The Provincial Court Act determines the administration of the Provincial Court of Alberta and the duties of its Judges.

Justices of the Peace

The Justice of the Peace Act and the Justice of the Peace Regulation set out the jurisdiction of the Justices of the Peace (often referred to as JPs). 

Full-time and part-time Justices of the Peace currently sit in Traffic Court in Edmonton, Calgary, Medicine Hat, Red Deer, Lethbridge and Grande Prairie.

Justices of the Peace also sit in the Hearing Offices of Edmonton and Calgary. The Hearing Office in Calgary handles applications from Red Deer south to the border of the province. The Edmonton Hearing Office handles matters from north of Red Deer to the territorial border.

The Hearing Office in Edmonton hears matters from 8:00 AM to midnight 365 days a year. The Hearing Office in Calgary hears matters from 8:00 AM to midnight but also hears all emergency applications from around the province from midnight to 8:00 AM.

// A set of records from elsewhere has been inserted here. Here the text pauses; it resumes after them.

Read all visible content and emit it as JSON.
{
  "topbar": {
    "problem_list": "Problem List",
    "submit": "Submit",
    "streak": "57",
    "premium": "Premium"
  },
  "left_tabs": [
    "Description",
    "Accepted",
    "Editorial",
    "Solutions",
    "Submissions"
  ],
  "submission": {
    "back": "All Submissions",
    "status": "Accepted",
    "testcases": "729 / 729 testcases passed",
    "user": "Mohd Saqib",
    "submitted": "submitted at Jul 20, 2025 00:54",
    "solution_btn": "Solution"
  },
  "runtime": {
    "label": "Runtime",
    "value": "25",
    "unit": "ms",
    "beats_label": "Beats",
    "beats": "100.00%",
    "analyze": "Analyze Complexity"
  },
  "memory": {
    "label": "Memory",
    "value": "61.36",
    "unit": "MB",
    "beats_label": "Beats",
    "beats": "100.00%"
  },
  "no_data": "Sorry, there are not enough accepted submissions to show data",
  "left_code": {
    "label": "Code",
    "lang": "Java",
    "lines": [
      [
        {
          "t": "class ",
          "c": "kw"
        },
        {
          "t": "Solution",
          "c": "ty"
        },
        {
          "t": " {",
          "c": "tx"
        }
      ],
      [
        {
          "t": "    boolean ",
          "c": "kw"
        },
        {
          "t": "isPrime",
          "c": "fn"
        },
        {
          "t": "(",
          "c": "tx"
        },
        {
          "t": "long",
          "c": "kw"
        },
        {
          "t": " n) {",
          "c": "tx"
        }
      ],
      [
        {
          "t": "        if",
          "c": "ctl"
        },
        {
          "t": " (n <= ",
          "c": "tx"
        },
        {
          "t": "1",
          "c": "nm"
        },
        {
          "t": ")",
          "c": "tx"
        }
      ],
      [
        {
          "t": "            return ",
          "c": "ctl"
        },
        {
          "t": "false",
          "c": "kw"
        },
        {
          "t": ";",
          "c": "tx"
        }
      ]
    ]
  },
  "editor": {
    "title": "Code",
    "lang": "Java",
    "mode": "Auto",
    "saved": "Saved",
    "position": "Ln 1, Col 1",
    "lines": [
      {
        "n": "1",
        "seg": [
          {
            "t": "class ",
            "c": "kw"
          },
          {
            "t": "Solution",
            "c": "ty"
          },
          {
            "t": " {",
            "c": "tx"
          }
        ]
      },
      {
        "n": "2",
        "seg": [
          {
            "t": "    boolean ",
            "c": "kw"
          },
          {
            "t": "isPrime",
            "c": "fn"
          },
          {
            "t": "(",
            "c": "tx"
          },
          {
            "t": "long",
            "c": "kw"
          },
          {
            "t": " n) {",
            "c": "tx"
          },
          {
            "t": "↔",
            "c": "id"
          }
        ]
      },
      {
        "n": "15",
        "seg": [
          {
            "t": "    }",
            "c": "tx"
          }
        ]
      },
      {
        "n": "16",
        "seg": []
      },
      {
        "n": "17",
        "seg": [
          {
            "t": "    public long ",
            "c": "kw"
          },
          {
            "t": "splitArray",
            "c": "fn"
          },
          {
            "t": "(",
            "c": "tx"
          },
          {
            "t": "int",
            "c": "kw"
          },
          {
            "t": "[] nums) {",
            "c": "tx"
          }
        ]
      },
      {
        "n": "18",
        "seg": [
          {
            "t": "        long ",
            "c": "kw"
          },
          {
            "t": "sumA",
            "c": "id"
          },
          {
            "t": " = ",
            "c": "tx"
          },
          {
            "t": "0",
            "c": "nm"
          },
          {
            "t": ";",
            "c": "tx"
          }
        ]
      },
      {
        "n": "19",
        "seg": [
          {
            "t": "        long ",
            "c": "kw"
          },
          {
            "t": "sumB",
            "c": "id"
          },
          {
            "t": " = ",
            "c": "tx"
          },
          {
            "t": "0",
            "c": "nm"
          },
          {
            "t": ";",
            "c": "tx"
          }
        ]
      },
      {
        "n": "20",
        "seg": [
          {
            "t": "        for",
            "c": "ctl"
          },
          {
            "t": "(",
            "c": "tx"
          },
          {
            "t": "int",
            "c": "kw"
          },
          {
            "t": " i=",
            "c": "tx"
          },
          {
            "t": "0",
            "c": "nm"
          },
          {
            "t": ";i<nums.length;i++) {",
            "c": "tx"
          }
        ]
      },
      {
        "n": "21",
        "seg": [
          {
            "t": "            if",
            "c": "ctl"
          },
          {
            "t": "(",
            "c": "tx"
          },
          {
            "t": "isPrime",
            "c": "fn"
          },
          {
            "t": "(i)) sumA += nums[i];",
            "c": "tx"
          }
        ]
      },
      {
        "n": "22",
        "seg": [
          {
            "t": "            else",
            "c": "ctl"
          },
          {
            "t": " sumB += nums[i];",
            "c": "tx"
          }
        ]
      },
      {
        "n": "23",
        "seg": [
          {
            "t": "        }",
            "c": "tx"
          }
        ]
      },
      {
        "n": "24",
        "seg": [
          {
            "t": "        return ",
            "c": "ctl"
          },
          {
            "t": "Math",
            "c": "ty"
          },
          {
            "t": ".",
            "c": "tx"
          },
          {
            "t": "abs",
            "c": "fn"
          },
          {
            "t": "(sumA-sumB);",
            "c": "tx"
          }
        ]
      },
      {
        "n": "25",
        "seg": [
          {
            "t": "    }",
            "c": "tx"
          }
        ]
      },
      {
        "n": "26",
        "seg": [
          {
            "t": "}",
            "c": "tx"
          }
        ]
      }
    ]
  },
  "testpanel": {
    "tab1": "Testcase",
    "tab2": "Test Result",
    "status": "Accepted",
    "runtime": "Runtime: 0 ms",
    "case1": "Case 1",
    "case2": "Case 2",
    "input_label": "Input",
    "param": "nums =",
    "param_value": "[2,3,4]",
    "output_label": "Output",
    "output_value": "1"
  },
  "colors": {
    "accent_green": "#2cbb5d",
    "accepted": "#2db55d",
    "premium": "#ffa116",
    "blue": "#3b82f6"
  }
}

Duties of Justices of the Peace

Justices of the Peace handle a wide range of matters.

Duties at Edmonton and Calgary Hearing Offices:

  • Receive Informations, consider and order process (warrant for arrest or summons); confirm or cancel police process.
  • Issue subpoenas.
  • Conduct bail hearings. All criminal offence bail matters have a first appearance at the Hearing Offices.
  • Issue warrants as authorized by the Criminal Code.
  • Hear and determine applications for sealing orders on search warrant and related applications.
  • Consider applications for and authorize child apprehensions under the Protection of Sexually Exploited Children Act, the Child, Youth and Family Enhancement Act and the Drug-Endangered Children Act.
  • Consider applications for and grant "emergency protection orders" under the Protection Against Family Violence Act.
  • Receive Informations from private complainants and set down for process hearing before a Provincial Court Judge.
  • Take guilty pleas on most provincial offences and adjudicate accordingly.

Duties in Traffic Court

  • Hear, try and determine matters arising under a prescribed list of provincial/municipal statutes.
  • Preside in Edmonton and Calgary Traffic Courts; Regional base court and circuit court locations throughout Alberta as set out in the court calendar.
  • Conduct trials, entertain guilty pleas, “set aside” applications and other specific related applications of provincial and municipal offences during normal court hours.

Justices of the Peace may not be assigned to hear, try or determine matters involving the death of any person, any complaint or information which involves a determination whether any rights under the Canadian Charter of Rights and Freedoms have been infringed or denied, any issue relating to the constitutional validity of any law, or any complaint or information which involves a determination of any aboriginal or treaty rights.

Justices of the Peace may not conduct preliminary inquiries or adjudicate summary conviction matters under the Criminal Code.

While Justices of the Peace are authorized to conduct hearings or settlement conferences or hear applications under Part 4 of the Provincial Court Act (Civil Claims), these duties have not been assigned to them by the Provincial Court.

The duties of Justices of the Peace have changed over time and will continue to change in the coming years.

Other activities

Outside of Court duties, Judges and Justices of the Peace contribute to many public interest activities such as committees and boards, school tours of the courthouses or presentations at educational events.